Git is a complex system. You could easily spend days trying to learn all of the helpful commands you can use to fix mistakes and work with teams more efficiently. I’m currently teaching a beginner-to-intermediate git class. There seem to be a few common consfusions that beginners tend to come across:
- Should I use git push -u, just git push, or git push origin master?
- What is the difference between git fetch and git pull?
- Should I make the repo in GitHub or on the command line?
- Why won’t git diff work after I’ve added files?
- I commited my changes, but it says nothing was changed. What happened?
Let’s go through each one.
Should I use git push -u, just git push, or git push origin master?
Here’s the difference:
$git push: pushes all of the branches that exist on your machine to all of the branches with the same names in your origin (i.e., github repository)
$git push origin
$git push -u origin master: this sets upstream tracking on the master branch. This will allow you to only use git push or git pull without additional arguments and git will “know” that you want to pull or push from the master branch.
What is the difference between git fetch and git pull?
$git pull: This is what you would do to bring a local branch up-to-date with its remote version, while also updating your other remote-tracking branches. git pull automatically merges the pulled commits with the branch you are currently working on.
$git fetch: This gathers any commits from the target branch that do not exist in your current branch and stores them in your local repository. However, it does not merge them with your current branch. You would need to use git merge after fetch to merge files.
Should I make the repo in GitHub or on the command line?
You need to create repository in GitHub to store your code on a remote server (in case you want to share it or just make sure you don’t lose it). You also need to initialize a git repository at the command line ($git init) in the directory that you want to track. This will add all of the necessary git files to the directory so you can start using version control.
Why won’t git diff work after I’ve added files?
$git diff: This shows you the differences between files you’ve staged for commit and the pervious versions of these files. However, once you commit those files you can longer use gif diff. Instead you need to use…
$git diff –cached: This allows you to see the differences between your staged files and their previosuly committed versions.
I committed my changes, but it says nothing was changed. What happened?
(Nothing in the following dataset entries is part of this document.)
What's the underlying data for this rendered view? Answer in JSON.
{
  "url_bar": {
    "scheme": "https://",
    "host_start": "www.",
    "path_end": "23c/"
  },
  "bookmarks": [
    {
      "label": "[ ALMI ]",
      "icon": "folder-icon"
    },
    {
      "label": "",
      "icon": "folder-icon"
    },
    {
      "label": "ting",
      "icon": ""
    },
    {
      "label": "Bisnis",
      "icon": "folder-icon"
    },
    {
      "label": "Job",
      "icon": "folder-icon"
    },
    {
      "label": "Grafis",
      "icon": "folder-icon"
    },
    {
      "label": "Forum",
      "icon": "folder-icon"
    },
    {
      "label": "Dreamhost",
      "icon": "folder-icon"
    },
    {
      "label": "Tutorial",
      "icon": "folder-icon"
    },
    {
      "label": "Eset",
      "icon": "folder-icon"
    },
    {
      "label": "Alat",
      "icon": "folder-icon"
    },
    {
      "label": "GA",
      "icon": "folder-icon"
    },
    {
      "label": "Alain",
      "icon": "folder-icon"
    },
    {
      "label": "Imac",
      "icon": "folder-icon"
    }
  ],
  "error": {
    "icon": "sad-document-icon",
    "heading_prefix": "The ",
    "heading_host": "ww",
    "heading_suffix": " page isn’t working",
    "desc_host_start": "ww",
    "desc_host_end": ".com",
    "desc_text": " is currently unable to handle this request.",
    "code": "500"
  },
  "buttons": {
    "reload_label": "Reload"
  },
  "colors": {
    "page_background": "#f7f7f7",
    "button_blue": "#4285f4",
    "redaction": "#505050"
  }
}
This means you probably didn’t add your changes to staging or you didn’t make the changes within your git repository to be tracked. You should reset your commit and do git status to see if you have any untracked files or files ready for staging. Then you’ll want to add all of these files to staging ($git add –all) and then commit.